EXERCISE MATERIAL:
####

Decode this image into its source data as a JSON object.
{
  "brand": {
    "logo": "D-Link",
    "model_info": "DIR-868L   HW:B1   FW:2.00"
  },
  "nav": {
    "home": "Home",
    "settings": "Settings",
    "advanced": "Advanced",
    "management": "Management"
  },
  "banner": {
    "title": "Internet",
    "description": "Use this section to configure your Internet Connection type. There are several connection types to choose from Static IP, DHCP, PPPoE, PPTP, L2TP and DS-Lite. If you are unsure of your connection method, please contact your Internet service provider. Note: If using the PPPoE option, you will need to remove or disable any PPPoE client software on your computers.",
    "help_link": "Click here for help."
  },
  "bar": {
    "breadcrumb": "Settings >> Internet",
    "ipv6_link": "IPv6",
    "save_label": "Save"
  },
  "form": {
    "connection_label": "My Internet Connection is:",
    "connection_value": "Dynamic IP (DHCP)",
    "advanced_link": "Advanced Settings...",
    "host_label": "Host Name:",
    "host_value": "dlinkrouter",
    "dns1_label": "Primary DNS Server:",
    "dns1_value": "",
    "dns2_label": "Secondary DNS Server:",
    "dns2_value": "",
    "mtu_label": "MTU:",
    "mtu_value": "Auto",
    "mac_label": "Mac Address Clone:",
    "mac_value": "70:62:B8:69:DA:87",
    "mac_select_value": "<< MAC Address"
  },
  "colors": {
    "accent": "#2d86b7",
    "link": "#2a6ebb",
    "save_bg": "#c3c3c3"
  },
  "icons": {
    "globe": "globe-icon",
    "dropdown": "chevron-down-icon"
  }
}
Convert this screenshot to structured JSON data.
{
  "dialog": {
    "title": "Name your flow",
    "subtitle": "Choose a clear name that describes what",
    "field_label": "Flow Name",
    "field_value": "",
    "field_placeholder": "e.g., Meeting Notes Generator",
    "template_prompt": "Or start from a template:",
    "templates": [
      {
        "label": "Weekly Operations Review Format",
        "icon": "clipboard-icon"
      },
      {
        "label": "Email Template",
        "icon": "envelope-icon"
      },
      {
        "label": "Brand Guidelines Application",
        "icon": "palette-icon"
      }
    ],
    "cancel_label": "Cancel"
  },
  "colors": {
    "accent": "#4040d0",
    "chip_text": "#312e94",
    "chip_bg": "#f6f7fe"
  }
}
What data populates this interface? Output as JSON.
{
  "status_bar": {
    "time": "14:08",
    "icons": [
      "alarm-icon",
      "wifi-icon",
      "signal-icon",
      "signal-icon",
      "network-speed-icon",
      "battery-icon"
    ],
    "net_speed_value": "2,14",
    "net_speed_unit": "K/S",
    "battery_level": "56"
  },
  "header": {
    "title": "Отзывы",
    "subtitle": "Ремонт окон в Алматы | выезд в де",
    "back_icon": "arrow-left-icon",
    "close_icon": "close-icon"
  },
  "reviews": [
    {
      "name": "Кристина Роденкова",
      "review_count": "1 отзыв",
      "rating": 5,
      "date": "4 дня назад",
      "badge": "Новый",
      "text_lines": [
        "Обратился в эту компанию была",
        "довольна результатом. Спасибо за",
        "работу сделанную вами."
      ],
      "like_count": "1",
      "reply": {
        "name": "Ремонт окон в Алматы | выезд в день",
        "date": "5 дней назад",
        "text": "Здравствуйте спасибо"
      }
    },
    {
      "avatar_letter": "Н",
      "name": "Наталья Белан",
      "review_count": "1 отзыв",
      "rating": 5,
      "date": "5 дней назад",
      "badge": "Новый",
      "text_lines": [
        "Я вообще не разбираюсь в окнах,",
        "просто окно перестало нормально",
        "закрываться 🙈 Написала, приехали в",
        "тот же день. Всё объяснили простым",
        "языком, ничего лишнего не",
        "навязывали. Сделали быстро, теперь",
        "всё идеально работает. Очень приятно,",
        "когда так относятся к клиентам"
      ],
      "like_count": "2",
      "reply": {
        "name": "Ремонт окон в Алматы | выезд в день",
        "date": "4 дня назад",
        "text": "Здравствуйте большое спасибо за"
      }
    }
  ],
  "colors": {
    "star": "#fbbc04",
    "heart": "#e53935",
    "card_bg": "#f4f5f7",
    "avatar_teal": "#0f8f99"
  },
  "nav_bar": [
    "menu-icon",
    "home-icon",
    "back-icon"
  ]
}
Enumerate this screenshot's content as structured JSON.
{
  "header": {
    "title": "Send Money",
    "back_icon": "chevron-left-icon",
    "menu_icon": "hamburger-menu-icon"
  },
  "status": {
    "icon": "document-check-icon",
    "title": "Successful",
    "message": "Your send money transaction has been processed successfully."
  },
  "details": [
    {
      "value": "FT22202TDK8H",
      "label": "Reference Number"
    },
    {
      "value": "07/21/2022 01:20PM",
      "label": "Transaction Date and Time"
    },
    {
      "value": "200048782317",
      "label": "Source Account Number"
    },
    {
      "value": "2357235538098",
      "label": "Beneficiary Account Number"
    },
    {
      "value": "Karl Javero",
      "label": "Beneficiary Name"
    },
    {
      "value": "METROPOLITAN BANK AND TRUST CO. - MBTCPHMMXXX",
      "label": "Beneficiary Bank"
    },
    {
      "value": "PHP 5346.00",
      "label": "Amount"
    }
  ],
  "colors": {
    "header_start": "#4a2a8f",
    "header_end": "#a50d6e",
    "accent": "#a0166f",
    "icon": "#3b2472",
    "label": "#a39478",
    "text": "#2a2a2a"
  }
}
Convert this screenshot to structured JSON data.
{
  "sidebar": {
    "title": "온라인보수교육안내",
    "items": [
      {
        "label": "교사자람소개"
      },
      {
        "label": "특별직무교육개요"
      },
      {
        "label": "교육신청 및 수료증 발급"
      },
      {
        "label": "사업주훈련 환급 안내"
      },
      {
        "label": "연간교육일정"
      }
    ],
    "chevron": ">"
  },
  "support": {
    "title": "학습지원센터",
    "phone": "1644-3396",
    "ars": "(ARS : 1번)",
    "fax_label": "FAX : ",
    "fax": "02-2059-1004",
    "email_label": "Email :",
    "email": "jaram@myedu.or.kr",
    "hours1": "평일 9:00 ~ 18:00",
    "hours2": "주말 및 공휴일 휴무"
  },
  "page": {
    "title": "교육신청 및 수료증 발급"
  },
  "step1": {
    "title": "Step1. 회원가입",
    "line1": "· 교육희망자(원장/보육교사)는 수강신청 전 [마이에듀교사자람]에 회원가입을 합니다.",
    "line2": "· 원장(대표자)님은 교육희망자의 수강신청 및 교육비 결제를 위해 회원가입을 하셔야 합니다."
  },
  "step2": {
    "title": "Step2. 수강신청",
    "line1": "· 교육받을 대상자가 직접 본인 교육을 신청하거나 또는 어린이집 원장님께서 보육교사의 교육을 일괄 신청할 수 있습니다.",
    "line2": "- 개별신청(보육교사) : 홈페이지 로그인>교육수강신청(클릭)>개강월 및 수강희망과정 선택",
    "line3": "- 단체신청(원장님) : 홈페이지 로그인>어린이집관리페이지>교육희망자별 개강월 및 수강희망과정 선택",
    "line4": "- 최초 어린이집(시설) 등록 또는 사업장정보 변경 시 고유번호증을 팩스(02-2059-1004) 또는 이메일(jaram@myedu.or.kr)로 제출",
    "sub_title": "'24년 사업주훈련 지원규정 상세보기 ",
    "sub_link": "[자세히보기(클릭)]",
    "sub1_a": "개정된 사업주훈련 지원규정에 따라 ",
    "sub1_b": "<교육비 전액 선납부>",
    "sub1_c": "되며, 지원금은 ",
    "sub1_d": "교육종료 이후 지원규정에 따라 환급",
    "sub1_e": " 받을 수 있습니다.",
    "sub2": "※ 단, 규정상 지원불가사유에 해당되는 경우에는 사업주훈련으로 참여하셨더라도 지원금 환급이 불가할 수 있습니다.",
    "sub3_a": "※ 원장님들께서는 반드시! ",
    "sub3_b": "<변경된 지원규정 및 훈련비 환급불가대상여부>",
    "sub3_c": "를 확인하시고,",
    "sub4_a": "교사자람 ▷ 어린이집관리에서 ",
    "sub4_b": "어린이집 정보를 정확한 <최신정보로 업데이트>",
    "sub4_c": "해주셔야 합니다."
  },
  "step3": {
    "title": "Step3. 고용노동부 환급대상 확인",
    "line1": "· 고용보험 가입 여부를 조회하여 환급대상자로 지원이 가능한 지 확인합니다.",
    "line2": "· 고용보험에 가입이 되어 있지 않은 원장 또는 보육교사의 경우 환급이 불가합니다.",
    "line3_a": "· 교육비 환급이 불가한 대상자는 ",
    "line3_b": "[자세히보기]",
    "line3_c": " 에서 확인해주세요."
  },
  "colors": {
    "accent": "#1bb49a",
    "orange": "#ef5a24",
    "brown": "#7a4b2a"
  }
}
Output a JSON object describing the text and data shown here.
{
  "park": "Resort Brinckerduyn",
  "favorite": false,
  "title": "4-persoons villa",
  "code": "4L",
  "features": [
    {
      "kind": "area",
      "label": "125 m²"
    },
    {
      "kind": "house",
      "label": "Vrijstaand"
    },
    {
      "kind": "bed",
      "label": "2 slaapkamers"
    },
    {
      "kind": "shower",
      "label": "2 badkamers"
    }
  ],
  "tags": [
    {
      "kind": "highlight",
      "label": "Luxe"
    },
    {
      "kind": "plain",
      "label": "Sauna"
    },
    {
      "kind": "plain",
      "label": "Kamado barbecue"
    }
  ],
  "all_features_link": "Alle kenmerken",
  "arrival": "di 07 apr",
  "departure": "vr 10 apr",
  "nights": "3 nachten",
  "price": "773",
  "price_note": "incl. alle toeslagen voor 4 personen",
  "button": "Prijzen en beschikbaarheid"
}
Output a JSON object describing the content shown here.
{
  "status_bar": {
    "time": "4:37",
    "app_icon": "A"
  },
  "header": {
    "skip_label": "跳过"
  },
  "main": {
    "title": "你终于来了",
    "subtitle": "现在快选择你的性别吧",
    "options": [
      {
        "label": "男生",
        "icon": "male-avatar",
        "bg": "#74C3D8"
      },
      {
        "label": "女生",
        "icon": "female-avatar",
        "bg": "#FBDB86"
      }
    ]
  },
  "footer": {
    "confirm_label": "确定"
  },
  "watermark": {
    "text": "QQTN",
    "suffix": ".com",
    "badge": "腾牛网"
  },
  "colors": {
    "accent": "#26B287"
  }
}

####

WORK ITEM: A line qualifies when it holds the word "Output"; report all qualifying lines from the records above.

ANSWER:
What data populates this interface? Output as JSON.
Output a JSON object describing the text and data shown here.
Output a JSON object describing the content shown here.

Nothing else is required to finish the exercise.